> Assigned task:
Set the whole listing down again, word for word, with no pictures.
■ ■ ■ ■ ■
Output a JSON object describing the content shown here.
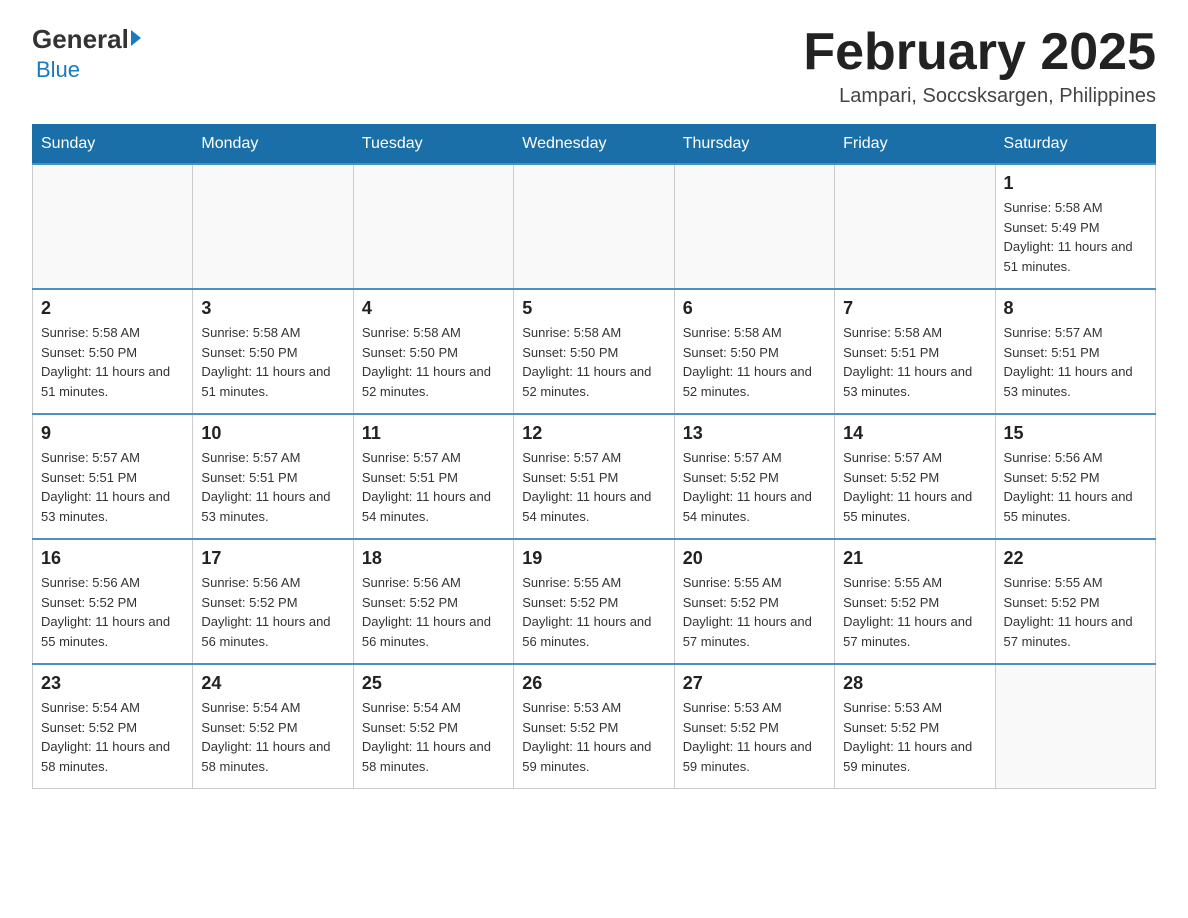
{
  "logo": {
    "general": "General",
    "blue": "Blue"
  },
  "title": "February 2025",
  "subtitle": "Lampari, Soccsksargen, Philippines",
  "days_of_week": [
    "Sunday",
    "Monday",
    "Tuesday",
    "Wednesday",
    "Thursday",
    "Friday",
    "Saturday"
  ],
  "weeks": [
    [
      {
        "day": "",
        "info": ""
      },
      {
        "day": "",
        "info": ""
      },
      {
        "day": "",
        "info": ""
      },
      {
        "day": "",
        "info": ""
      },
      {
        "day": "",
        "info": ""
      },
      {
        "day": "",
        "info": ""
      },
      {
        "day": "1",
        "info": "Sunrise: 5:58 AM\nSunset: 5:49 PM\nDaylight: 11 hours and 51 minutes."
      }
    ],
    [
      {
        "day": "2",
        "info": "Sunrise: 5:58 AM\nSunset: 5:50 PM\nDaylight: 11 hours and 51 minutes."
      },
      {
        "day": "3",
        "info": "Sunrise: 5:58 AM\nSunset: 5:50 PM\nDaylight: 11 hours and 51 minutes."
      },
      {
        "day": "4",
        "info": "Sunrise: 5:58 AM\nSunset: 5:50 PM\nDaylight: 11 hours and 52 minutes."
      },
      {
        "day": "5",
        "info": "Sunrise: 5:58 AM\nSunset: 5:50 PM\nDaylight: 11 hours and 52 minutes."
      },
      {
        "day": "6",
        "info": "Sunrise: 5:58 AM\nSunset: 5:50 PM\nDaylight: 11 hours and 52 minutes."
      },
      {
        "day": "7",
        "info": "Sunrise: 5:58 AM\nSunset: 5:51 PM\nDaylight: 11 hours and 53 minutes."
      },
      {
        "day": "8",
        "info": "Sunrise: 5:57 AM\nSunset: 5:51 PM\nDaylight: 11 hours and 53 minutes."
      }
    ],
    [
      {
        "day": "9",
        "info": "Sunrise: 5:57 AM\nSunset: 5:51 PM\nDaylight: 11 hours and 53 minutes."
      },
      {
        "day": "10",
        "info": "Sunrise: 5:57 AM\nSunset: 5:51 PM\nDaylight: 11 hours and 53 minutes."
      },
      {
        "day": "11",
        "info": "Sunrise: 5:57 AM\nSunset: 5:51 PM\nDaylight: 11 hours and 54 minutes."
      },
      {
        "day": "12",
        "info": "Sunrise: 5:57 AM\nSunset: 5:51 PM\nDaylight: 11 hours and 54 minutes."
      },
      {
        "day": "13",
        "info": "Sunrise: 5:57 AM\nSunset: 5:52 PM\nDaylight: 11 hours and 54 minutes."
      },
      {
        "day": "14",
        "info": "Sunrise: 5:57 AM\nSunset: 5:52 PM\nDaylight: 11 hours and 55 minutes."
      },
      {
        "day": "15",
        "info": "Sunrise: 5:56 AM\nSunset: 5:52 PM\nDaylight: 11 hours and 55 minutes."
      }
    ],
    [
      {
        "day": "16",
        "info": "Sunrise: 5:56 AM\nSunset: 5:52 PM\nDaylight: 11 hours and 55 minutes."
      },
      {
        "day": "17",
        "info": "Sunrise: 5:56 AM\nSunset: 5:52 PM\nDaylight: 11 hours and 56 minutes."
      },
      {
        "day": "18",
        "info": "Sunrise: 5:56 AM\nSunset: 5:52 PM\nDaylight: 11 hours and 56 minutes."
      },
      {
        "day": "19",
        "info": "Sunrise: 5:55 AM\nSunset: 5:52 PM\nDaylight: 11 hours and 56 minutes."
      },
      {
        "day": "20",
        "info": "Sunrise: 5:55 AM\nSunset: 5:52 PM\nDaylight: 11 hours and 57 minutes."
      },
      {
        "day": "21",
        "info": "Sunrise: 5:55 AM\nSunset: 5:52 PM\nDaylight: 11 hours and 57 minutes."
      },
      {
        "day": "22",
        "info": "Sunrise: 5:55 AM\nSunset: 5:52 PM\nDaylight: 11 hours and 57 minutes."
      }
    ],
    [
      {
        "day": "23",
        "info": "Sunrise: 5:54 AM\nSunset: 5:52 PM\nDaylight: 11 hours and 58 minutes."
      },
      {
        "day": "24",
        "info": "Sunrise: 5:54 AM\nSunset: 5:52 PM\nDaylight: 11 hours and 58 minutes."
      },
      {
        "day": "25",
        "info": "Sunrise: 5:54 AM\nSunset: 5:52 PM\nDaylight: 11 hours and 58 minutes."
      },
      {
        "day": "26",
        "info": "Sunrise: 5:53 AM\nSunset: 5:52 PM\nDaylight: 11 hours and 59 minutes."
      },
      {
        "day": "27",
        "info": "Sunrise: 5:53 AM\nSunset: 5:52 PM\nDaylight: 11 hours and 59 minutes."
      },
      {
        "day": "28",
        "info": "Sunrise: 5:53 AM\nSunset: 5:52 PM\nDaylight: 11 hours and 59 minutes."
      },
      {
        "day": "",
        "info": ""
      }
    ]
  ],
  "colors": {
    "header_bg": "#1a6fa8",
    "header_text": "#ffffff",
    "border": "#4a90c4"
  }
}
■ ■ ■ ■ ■
> Exercise answer:
Output a JSON object describing the content shown here.
{
  "logo": {
    "general": "General",
    "blue": "Blue"
  },
  "title": "February 2025",
  "subtitle": "Lampari, Soccsksargen, Philippines",
  "days_of_week": [
    "Sunday",
    "Monday",
    "Tuesday",
    "Wednesday",
    "Thursday",
    "Friday",
    "Saturday"
  ],
  "weeks": [
    [
      {
        "day": "",
        "info": ""
      },
      {
        "day": "",
        "info": ""
      },
      {
        "day": "",
        "info": ""
      },
      {
        "day": "",
        "info": ""
      },
      {
        "day": "",
        "info": ""
      },
      {
        "day": "",
        "info": ""
      },
      {
        "day": "1",
        "info": "Sunrise: 5:58 AM\nSunset: 5:49 PM\nDaylight: 11 hours and 51 minutes."
      }
    ],
    [
      {
        "day": "2",
        "info": "Sunrise: 5:58 AM\nSunset: 5:50 PM\nDaylight: 11 hours and 51 minutes."
      },
      {
        "day": "3",
        "info": "Sunrise: 5:58 AM\nSunset: 5:50 PM\nDaylight: 11 hours and 51 minutes."
      },
      {
        "day": "4",
        "info": "Sunrise: 5:58 AM\nSunset: 5:50 PM\nDaylight: 11 hours and 52 minutes."
      },
      {
        "day": "5",
        "info": "Sunrise: 5:58 AM\nSunset: 5:50 PM\nDaylight: 11 hours and 52 minutes."
      },
      {
        "day": "6",
        "info": "Sunrise: 5:58 AM\nSunset: 5:50 PM\nDaylight: 11 hours and 52 minutes."
      },
      {
        "day": "7",
        "info": "Sunrise: 5:58 AM\nSunset: 5:51 PM\nDaylight: 11 hours and 53 minutes."
      },
      {
        "day": "8",
        "info": "Sunrise: 5:57 AM\nSunset: 5:51 PM\nDaylight: 11 hours and 53 minutes."
      }
    ],
    [
      {
        "day": "9",
        "info": "Sunrise: 5:57 AM\nSunset: 5:51 PM\nDaylight: 11 hours and 53 minutes."
      },
      {
        "day": "10",
        "info": "Sunrise: 5:57 AM\nSunset: 5:51 PM\nDaylight: 11 hours and 53 minutes."
      },
      {
        "day": "11",
        "info": "Sunrise: 5:57 AM\nSunset: 5:51 PM\nDaylight: 11 hours and 54 minutes."
      },
      {
        "day": "12",
        "info": "Sunrise: 5:57 AM\nSunset: 5:51 PM\nDaylight: 11 hours and 54 minutes."
      },
      {
        "day": "13",
        "info": "Sunrise: 5:57 AM\nSunset: 5:52 PM\nDaylight: 11 hours and 54 minutes."
      },
      {
        "day": "14",
        "info": "Sunrise: 5:57 AM\nSunset: 5:52 PM\nDaylight: 11 hours and 55 minutes."
      },
      {
        "day": "15",
        "info": "Sunrise: 5:56 AM\nSunset: 5:52 PM\nDaylight: 11 hours and 55 minutes."
      }
    ],
    [
      {
        "day": "16",
        "info": "Sunrise: 5:56 AM\nSunset: 5:52 PM\nDaylight: 11 hours and 55 minutes."
      },
      {
        "day": "17",
        "info": "Sunrise: 5:56 AM\nSunset: 5:52 PM\nDaylight: 11 hours and 56 minutes."
      },
      {
        "day": "18",
        "info": "Sunrise: 5:56 AM\nSunset: 5:52 PM\nDaylight: 11 hours and 56 minutes."
      },
      {
        "day": "19",
        "info": "Sunrise: 5:55 AM\nSunset: 5:52 PM\nDaylight: 11 hours and 56 minutes."
      },
      {
        "day": "20",
        "info": "Sunrise: 5:55 AM\nSunset: 5:52 PM\nDaylight: 11 hours and 57 minutes."
      },
      {
        "day": "21",
        "info": "Sunrise: 5:55 AM\nSunset: 5:52 PM\nDaylight: 11 hours and 57 minutes."
      },
      {
        "day": "22",
        "info": "Sunrise: 5:55 AM\nSunset: 5:52 PM\nDaylight: 11 hours and 57 minutes."
      }
    ],
    [
      {
        "day": "23",
        "info": "Sunrise: 5:54 AM\nSunset: 5:52 PM\nDaylight: 11 hours and 58 minutes."
      },
      {
        "day": "24",
        "info": "Sunrise: 5:54 AM\nSunset: 5:52 PM\nDaylight: 11 hours and 58 minutes."
      },
      {
        "day": "25",
        "info": "Sunrise: 5:54 AM\nSunset: 5:52 PM\nDaylight: 11 hours and 58 minutes."
      },
      {
        "day": "26",
        "info": "Sunrise: 5:53 AM\nSunset: 5:52 PM\nDaylight: 11 hours and 59 minutes."
      },
      {
        "day": "27",
        "info": "Sunrise: 5:53 AM\nSunset: 5:52 PM\nDaylight: 11 hours and 59 minutes."
      },
      {
        "day": "28",
        "info": "Sunrise: 5:53 AM\nSunset: 5:52 PM\nDaylight: 11 hours and 59 minutes."
      },
      {
        "day": "",
        "info": ""
      }
    ]
  ],
  "colors": {
    "header_bg": "#1a6fa8",
    "header_text": "#ffffff",
    "border": "#4a90c4"
  }
}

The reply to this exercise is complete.